The reasons for improving the website may include:

  • The small business's products or services have evolved or changed entirely.
  • There is outdated contact information, employee profiles, or photos of past employees as part of the website's design.
  • The term SEO has been used at them by SEO companies, other marketing reps, or seminars as necessary. The small business owner knows this is needed but isn't quite sure what that means exactly.
  • Having a website that displays well on a smart phone or tablet is becoming more important.
  • The website just looks old, outdated or old-fashioned compared to their competitors.

But what is the first step, the right platform and the process of how a small business should approach this new design?

We have a methodology on how to successfully roll out a website improvement without it being stressful.


Step 1: Getting Started

Figure out your budget and ideal time line of completion. Is there a conference, product launch or other event that you 'need' your new website design completely by? How critical is this deadline?

Step 2: Set Goals and Objectives

Determine what exactly you want to achieve with the new website launch. Is your site a "credibility site" - a website that supplements your marketing, with your goal being to distinguish yourself from your competitors. Do you plan to attract new business through the site from people who have not heard of you? Or do you plan to sell directly from your site using e-commerce?

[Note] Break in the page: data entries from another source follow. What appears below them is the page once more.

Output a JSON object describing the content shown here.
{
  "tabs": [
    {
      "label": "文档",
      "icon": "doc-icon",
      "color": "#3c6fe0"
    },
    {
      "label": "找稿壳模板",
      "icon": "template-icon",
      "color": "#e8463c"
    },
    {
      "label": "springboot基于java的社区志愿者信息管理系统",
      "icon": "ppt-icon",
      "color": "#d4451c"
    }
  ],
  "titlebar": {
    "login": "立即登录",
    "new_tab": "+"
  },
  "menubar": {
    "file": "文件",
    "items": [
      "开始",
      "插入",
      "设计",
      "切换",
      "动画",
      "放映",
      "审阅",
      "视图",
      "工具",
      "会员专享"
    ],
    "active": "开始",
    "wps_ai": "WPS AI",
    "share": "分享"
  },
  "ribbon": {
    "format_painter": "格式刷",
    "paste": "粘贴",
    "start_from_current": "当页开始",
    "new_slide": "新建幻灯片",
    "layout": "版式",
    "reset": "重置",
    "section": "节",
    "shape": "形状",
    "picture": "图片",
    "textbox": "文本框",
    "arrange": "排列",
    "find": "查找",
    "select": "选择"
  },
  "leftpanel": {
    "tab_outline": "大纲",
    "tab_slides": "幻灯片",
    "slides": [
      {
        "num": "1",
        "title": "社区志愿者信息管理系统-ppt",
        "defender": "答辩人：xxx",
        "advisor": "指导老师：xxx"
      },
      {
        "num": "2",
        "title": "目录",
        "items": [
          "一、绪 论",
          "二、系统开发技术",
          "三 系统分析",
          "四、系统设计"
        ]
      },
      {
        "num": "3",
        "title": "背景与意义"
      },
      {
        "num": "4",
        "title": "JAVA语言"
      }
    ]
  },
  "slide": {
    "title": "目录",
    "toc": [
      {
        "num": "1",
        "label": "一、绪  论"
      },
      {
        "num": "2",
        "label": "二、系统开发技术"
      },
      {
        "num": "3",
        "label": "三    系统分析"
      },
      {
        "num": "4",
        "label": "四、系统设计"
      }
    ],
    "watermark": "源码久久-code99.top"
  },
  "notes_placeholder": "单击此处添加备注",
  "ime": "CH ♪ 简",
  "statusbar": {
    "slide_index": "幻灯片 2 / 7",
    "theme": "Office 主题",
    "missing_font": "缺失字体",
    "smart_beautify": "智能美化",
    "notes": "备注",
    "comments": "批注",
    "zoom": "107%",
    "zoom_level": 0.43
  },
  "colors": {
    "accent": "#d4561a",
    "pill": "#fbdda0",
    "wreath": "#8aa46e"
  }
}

Write down the top 3-5 goals and continue to refer back to them during the rest of the process.

Step 3: Assign in-house or hire an expert

There are many 'do it yourself' website platforms that are very well put together that small businesses can take advantage of. If you plan to do it yourself, you will need to set aside the time and make it a priority for either yourself or your team member or it will be ages before your new site gets launched.

If you know you want to hire an expert, you can find the right company for yours by:

  • asking your business colleagues who they recommend.
  • Review other websites you like on the web and see if there is a link to who developed it for them.
  • Ask your Chamber of Commerce for their recommendations to work with a local company.
  • As a best practice, choose 3 companies and ask for a consultation and an estimate.

Step 4: Keep it simple when developing the content and site

While you are working on the visual design and content keep referring back to your initial goals. 

Your site should be simple and to the point, written with your customers in mind, answering the questions new customers and clients ask the most.

Try to use as many photographs, videos and imagery as possible, keeping the written content brief and to the point. 

Remember, you can keep adding more content later, so launching your website with less content is ok. However, do not publish pages with the words "coming soon" or "under construction" on them. It is better to not publish that page and simply add it later when it is ready.


Step 5: Launch!

After your site has launched and replaced your current site, be sure to let Google know you have a new sitemap and content. Install Google Analytics and just as i4mportantly Google Webmaster tools. The Webmaster tools application will step you through the process of how to inform Google of your changes.

Check on your site a couple of days after it launched, and check the webmaster tools application for any 404 errors correcting them.


This short summary will help get you and your team on track learn how to fix a small business website, but there are many steps in-between. For a more detailed look at how to make your website more effective, download our free eBook "20 Small Business Website 'Must Haves'.

Small Biz Website Must-Haves eBook

Tags: Web Design